Go through the records, and copy each line in which the string "Object" is present.
....................
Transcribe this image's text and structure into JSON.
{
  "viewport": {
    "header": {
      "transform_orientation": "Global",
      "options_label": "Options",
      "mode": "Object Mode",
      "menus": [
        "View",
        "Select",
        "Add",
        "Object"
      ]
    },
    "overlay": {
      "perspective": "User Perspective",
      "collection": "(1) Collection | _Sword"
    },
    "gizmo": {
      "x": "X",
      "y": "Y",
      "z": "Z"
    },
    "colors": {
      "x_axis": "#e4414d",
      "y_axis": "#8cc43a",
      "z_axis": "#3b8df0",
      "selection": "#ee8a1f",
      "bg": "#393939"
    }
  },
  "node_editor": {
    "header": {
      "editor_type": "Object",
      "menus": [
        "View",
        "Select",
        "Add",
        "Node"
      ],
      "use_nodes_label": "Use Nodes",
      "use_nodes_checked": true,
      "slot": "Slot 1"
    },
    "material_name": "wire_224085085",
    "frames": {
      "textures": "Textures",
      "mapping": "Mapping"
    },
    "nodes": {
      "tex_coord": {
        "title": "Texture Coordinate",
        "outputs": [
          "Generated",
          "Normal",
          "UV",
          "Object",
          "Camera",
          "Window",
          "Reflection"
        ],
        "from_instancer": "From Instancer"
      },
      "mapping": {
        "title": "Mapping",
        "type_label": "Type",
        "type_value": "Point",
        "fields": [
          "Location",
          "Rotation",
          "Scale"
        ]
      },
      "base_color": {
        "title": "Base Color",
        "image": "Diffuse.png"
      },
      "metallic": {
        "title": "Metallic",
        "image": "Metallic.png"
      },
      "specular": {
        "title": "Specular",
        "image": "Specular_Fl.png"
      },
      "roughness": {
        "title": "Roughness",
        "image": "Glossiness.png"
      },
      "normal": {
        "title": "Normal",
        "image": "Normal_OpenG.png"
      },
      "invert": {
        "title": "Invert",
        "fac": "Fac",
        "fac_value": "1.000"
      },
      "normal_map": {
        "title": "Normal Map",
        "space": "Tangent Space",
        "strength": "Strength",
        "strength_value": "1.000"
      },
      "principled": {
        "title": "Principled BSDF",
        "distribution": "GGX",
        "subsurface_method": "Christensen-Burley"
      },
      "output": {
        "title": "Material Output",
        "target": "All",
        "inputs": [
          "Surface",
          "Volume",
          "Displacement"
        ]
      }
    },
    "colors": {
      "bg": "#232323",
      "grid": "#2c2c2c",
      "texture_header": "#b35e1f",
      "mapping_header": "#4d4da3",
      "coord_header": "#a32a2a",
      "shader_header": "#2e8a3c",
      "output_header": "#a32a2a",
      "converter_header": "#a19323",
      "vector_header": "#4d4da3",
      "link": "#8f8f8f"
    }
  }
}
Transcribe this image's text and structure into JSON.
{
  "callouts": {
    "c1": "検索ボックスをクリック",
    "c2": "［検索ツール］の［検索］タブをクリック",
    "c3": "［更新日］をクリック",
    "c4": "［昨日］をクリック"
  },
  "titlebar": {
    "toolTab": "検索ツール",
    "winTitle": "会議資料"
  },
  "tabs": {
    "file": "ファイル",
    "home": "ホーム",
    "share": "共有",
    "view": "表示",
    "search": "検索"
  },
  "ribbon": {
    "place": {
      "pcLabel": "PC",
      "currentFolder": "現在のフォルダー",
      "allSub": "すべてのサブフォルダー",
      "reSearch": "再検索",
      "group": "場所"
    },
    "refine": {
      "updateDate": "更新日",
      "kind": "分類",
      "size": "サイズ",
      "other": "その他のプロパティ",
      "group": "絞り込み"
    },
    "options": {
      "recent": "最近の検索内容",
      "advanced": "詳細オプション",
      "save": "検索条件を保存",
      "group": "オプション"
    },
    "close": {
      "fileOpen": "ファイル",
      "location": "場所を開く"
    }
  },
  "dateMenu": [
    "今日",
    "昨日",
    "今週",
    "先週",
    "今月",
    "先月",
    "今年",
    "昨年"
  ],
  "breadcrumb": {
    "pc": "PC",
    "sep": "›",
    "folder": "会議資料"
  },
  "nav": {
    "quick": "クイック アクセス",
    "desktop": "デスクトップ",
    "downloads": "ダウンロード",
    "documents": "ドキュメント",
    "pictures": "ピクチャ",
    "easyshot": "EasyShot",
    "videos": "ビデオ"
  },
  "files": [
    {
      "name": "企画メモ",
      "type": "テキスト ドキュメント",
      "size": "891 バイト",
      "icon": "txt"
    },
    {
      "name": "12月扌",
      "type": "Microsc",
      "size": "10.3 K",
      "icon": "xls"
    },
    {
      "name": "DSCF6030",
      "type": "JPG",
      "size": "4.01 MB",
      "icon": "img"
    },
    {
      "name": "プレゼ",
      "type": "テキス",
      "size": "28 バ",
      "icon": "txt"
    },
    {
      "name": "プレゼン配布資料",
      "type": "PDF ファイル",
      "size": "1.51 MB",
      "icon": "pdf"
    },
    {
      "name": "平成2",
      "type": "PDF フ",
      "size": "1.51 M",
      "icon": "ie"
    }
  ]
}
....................
[Output below]
      "mode": "Object Mode",
        "Object"
      "editor_type": "Object",
          "Object",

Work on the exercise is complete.